For a moment, Ahmed Naas thought his life would change — he overcame the odds to not just qualify for the Paralympics, but briefly held a world record, and was eventually awarded a silver medal.
He dreamed of fame in his native Iraq, adulation from his friends and compatriots, and a chance to secure his family’s future. He was, after all, a champion, in his words. A hero.
Then he came home.
“I thought I would be a king of sport in Iraq. I thought I would live like a king, that I would be a symbol for Iraq,” the 20-year-old said in his hometown of Batha, in Dhi Qar province south of Baghdad.
“But, what I found when I returned was the same old life. Nothing changed.”
Despite combined prize money from various Iraqi government sources of around $33,000 (26,000 euros), which he has used to purchase a small plot of land in Batha, Naas is back to work at his family’s grocery stall, is again training in spartan conditions, and living with his extended family.
Naas’s frustration is common among athletes in Iraq, where few resources are dedicated to sports aside from football. The national team dominates local attention, and funds are focused on sporting facilities in Baghdad.
Naas, who suffers from dwarfism, won over massive crowds at London’s Olympic stadium when, after hurling his javelin 43.27 metres and setting a world record in the F40 category, he performed a string of cartwheels in jubilation before passionately pumping his fist into the air.
He was eventually beaten by China’s Wang Zhiming, who shattered Naas’s record to claim the gold medal.

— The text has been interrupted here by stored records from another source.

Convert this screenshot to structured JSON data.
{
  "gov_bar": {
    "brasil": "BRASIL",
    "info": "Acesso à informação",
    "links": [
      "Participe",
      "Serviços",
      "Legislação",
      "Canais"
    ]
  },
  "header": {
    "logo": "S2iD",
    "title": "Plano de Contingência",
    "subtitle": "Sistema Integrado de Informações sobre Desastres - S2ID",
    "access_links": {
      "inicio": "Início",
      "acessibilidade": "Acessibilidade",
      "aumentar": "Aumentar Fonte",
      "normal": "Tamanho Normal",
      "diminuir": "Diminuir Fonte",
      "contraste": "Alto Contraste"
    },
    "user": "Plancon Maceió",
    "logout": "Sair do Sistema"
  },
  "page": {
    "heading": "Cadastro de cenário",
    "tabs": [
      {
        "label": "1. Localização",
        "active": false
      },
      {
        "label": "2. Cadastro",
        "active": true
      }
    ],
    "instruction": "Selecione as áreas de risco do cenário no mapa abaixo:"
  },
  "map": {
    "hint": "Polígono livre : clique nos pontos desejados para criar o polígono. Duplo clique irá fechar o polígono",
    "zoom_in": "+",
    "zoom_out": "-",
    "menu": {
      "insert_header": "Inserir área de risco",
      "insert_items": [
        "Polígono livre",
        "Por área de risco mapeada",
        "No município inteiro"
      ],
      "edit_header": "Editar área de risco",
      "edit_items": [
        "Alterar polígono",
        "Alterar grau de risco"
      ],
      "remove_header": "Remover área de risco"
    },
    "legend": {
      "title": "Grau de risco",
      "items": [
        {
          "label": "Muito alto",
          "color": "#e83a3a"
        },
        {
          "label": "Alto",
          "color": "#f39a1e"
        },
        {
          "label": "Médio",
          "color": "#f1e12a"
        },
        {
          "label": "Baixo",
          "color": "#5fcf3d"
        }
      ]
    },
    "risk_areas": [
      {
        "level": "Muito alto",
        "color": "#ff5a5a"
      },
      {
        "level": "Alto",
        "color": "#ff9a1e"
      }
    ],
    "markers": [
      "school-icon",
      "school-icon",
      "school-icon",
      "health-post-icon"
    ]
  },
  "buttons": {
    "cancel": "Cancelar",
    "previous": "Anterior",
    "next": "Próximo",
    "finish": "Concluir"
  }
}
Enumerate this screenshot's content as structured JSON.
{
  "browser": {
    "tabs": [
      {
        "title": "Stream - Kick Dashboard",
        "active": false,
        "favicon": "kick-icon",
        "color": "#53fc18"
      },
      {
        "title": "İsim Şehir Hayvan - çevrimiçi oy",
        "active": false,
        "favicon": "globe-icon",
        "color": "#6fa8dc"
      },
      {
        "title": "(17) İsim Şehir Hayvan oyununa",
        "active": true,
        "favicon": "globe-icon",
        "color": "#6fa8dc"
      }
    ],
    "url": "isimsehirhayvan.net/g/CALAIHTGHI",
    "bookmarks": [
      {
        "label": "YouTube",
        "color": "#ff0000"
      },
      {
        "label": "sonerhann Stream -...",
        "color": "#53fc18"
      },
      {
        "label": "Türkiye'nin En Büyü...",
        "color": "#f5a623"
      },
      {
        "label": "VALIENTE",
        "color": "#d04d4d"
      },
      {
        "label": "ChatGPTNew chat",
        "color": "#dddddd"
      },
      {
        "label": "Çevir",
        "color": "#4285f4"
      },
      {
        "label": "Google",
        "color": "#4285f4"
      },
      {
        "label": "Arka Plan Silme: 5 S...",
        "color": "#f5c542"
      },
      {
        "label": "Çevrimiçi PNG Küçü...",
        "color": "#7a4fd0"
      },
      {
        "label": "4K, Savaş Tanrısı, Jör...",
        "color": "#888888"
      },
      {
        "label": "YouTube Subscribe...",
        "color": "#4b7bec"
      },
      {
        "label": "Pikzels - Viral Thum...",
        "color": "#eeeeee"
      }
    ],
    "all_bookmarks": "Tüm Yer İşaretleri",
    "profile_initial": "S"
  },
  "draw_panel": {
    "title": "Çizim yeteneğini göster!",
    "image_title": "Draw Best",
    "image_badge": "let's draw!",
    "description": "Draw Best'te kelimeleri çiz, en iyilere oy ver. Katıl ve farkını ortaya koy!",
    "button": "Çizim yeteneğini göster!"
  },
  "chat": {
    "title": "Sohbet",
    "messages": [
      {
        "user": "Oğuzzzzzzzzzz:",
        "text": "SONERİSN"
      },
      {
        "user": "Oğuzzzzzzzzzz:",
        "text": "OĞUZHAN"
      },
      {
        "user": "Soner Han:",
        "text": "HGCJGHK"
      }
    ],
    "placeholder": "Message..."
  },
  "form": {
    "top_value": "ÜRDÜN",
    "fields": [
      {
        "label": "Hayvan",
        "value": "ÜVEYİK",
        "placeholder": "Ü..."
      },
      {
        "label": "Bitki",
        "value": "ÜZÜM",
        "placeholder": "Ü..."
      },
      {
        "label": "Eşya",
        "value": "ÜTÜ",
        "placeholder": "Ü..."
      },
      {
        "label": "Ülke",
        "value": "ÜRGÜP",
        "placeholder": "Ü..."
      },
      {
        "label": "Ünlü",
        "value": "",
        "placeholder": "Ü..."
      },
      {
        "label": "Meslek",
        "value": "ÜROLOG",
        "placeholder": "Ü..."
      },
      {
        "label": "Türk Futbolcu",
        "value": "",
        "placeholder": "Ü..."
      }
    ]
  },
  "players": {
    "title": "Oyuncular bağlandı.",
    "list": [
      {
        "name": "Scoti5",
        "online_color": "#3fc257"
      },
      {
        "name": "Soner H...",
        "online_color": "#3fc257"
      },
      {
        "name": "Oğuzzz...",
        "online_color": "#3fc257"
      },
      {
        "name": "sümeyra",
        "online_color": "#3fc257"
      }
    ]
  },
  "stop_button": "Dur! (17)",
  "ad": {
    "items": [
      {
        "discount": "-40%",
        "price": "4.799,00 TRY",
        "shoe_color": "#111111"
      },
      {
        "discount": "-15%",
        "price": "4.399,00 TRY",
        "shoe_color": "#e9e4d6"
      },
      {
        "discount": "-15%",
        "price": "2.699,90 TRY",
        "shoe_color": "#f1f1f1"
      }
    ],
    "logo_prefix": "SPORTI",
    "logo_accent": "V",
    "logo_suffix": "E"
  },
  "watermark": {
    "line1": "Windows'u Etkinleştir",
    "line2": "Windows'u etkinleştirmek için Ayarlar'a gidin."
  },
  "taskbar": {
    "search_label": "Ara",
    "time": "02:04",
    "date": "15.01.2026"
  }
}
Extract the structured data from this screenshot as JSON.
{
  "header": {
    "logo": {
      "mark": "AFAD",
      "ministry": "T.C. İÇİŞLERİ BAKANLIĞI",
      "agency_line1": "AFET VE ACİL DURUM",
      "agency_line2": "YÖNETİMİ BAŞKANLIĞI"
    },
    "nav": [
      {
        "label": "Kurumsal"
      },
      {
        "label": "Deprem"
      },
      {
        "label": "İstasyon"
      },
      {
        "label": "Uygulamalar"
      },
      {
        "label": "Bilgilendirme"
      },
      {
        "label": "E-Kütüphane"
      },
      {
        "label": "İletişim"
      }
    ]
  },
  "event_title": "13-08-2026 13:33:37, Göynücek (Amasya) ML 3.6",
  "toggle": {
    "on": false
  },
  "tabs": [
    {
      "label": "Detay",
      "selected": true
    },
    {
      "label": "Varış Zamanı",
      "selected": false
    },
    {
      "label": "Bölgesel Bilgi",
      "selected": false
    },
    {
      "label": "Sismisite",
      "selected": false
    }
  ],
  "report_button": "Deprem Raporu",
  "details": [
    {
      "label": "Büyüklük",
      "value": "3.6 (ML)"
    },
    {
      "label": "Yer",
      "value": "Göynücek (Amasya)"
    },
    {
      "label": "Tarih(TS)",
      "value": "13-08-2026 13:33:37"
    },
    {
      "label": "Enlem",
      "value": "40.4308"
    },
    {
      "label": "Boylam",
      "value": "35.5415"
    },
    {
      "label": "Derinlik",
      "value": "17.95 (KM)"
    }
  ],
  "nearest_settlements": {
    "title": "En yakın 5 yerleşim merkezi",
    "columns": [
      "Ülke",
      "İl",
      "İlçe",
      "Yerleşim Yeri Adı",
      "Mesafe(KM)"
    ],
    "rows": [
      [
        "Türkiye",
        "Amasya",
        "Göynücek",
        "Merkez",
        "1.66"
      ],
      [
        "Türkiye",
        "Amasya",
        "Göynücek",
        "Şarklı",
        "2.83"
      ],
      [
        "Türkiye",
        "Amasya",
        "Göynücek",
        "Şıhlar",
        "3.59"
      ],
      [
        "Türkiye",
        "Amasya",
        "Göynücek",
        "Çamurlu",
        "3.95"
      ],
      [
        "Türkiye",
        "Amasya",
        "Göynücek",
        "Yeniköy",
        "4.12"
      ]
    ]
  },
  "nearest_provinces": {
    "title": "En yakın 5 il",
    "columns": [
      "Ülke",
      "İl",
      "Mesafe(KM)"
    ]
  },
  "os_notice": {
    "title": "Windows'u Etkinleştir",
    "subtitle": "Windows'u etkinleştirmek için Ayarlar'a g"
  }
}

The result, though disappointing, remained impressive considering Naas only took up the javelin full-time earlier this year, and indeed had stopped training completely for a year in 2009 when one coach told him he lacked the athleticism to compete.
But after strong showings earlier this year in local competitions, he managed to make the Paralympic team, embarking on training camps in Baghdad, northern Iraq and Turkey.
His medal was a rare bright spot for Iraq in the Olympics and Paralympics.
Iraq has won just one bronze medal over its decades of participation in the Olympics, and has a total of eight medals in the Paralympics, including its haul in London of two silvers and a bronze.
Returning home a medal-winner, however, Naas found little of his daily life changed — he still lives with his father, seven brothers and extended family in a small one-storey house.
Nearby, children play in open plots of land strewn with trash and open sewers pass in front of the houses in the neighbourhood, many of which bear posters of prominent figures of Shiite Islam.
He still trudges to the family’s vegetable stall five days a week, where he works five hours a day, scraping together between $15 and $25 a day between him and three brothers.
To make matters worse, he notes that nearby stall-owners tease him — a silver medallist at the Paralympics, back to his hand-to-mouth existence selling vegetables at his family’s stand in their tiny hometown.
“I find it very hard to deal with the fact that, after all my achievements, I had to go back to my old job,” Naas said, wiping away tears between sentences.
“I was very proud of myself. I feel like I deserve better than going back to the same work.
“I go back to the same places to train, the same life. Even when I came back to Iraq, even in the airport, there was no one there waiting for me. You can imagine, I took a taxi from Baghdad to here, alone. No one cared.”
His reception stands in marked contrast to that of successful athletes representing the Paralympics’ host nation, Britain — gold medallists were all honoured with commemorative stamps, and shared in a prize fund.
Silver and bronze medallists, meanwhile, received heroes’ welcomes in their hometowns, with many appearing on television and awards shows.
And despite relative Paralympic success, Naas’s training regimen remains extremely rudimentary, consisting of alternating days of workouts, if they can be called that.
Lacking the money for exercise equipment or access to a gym, Naas works out on the roof of his family’s home with a small weighted ball gifted to him by a coach and a barbell he has fashioned out of an empty metal pipe connected to two metal cannisters filled with cement.
He has no idea how much the barbell weighs but completes multiple sets of lifts before attempting to throw the ball the length of the roof, which is covered in dust and bears only a small satellite dish and some plastic crates.
Naas then walks for around half an hour, even in Iraq’s boiling summer, yo what he calls a training ground, but which is in reality a tract of dirt between a railway track and a main road.
There, he hurls his javelin — also a gift — as far as he can, with one of his brothers helping him retrieve it.
Lacking any detailed measuring devices, he lays the javelin, which he estimated to be around two metres (6.6 feet) in length, along the ground to gauge how far it has travelled.
“I go to my family’s stall to be a grocer, to sell fruit and vegetables,” Naas said. “And then I go back home, to train on my roof, and then come here to train. Does this suit a champion? No.
“A champion should not have to go to a stall, to become a grocer. There should be another option.”
Naas recalled how, despite the lack of any reception in Baghdad, his relatives and friends in Batha greeted him with three days of celebrations, with people from around the town visiting to congratulate him.
“But after the third day, everything was over,” he said, before adding softly, “I went back to work.”
“I became the same old Ahmed.”